One of the exhibits that attracts the attention of visitors to the Moscow Kremlin is undoubtedly the Tsar Cannon, a monument of the foundry art of Russian craftsmen of the 16th century. History has preserved the name of its creator - the foundry worker Andrey Chokhov, who worked at the Cannon Yard in Moscow for over 40 years. The cannon is richly decorated with ornaments and inscriptions, one of which reads: "The cannon was made by the cannon writer Ondrej Chokhov."
Master Chokhov has cast over twenty heavy weapons in his life. Among them, for example, the seven-ton "Troilus" pishchal. Later Chokhov also took up bell casting. He casted bells for the Trinity-Sergius Lavra and the Moscow Kremlin. But, the Tsar Cannon is the most famous work of Chokhov. The last time his name was mentioned in documents from 1629. Probably at this time he died or retired.
The cannon was cast in 1586 by order of Tsar Fyodor, the son of Ivan the Terrible. It was supposed to become not so much a real combat weapon as a symbol of the military might of the Russian State.
Indeed, the very appearance of the gun could not fail to command respect: the length of the gun is 5 meters 34 centimeters, the weight, as indicated on the barrel, 2, 400 pounds - almost 40 tons. She could shoot cannonballs weighing up to 1 ton. True, no information has survived that the Tsar Cannon was ever used in the course of hostilities.
However, it was initially assumed that the gun would be used for its intended purpose: Moscow received news that the Crimean Khan was preparing a campaign against the city. The Tsar Cannon was supposed to protect the Spassky Gate and the crossing over the Moskva River.
Currently, the Tsar Cannon is located on Ivanovskaya Square, next to the Ivan the Great Bell Tower and the Church of the Twelve Apostles. However, over four and a half centuries, the gun changed its location more than once. Initially, it was installed on the Execution Ground, then it was moved to the courtyard of the Arsenal, in the 19th century to the Armory Chamber. It was only in 1960 that it was moved to its present location - to the northern facade of the Ivan the Great Bell Tower.
There are four cannonballs next to the cannon; they are decorative and made in the 19th century at the St. Petersburg plant of Byrd. It was simply impossible to shoot with nuclei of this diameter and weight. In the fire of 1812, the wooden carriage burned down, a new carriage and cannonballs were brought to Moscow from St. Petersburg in 1835.
Installing a cannon on a new carriage required a lot of effort and skill. It is interesting that the auction was won by the peasant Mikhail Vasiliev, who estimated the work at 1, 400 rubles. The cannon was safely installed in its intended place for 125 years.
In 1980, restorers worked on the Tsar Cannon and came to an interesting conclusion: the weapon simply could not be used for military operations, as it had significant flaws.

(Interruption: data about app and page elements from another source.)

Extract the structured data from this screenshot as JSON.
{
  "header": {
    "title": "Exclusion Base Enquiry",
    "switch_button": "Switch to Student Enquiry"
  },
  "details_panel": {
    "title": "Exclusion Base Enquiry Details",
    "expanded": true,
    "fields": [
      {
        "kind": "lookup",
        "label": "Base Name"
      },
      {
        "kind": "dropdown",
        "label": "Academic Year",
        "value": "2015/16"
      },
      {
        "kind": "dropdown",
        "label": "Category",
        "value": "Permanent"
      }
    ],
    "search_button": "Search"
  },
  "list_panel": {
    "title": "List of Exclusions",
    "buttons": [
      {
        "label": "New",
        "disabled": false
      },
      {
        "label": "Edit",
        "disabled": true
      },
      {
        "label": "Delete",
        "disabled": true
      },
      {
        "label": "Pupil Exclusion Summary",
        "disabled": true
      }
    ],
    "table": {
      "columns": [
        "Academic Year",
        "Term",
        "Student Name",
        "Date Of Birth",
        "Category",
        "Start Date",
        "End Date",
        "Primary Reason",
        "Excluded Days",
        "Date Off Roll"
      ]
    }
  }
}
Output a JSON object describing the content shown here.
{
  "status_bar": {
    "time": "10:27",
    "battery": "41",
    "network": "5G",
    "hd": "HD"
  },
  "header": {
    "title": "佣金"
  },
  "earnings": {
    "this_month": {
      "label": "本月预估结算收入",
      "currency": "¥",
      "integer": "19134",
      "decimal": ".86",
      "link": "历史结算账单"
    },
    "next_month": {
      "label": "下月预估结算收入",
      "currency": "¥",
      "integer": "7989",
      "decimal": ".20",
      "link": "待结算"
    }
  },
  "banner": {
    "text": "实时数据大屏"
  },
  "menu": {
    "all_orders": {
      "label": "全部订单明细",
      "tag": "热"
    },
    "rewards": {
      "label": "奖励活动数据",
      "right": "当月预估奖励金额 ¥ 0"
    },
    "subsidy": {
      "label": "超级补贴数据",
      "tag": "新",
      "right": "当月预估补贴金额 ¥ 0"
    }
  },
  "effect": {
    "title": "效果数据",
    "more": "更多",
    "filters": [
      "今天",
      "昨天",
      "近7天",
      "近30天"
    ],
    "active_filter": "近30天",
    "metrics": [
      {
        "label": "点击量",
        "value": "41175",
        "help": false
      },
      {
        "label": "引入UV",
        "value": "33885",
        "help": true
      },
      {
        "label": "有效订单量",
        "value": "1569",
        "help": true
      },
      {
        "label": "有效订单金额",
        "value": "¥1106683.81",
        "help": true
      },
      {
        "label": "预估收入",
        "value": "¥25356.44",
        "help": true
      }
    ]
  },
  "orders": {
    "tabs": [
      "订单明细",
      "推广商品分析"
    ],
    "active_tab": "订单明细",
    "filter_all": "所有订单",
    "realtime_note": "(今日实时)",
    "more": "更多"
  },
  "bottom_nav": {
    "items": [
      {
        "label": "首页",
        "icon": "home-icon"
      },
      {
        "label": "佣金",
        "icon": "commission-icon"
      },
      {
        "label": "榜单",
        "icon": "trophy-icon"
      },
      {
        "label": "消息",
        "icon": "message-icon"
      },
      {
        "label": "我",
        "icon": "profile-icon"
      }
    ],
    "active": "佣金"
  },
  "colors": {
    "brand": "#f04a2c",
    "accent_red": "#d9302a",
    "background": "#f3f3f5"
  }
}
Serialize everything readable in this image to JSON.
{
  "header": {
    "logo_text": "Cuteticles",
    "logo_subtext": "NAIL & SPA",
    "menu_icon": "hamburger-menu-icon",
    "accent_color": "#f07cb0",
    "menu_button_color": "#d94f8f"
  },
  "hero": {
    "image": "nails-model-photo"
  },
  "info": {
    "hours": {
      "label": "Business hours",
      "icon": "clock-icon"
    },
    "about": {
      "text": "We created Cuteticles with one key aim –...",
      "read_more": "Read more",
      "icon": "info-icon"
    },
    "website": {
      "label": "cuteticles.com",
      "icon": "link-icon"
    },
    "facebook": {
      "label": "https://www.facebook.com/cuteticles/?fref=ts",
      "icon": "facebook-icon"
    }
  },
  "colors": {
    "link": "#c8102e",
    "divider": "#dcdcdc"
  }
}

For example, the inside of the barrel was not even thoroughly cleaned after casting, there were numerous nodules and irregularities.
However, one shot from the Tsar Cannon was fired. This happened after the overthrow of False Dmitry, posing as the son of Ivan IV. In 1606 he was killed and buried near the Serpukhov Gate. It happened in May, but, unexpectedly, severe frosts hit, destroying the crops. Rumors spread that the impostor's witchcraft power was to blame. They dug his graves and burned him. The ashes were mixed with gunpowder, loaded into the Tsar Cannon and fired.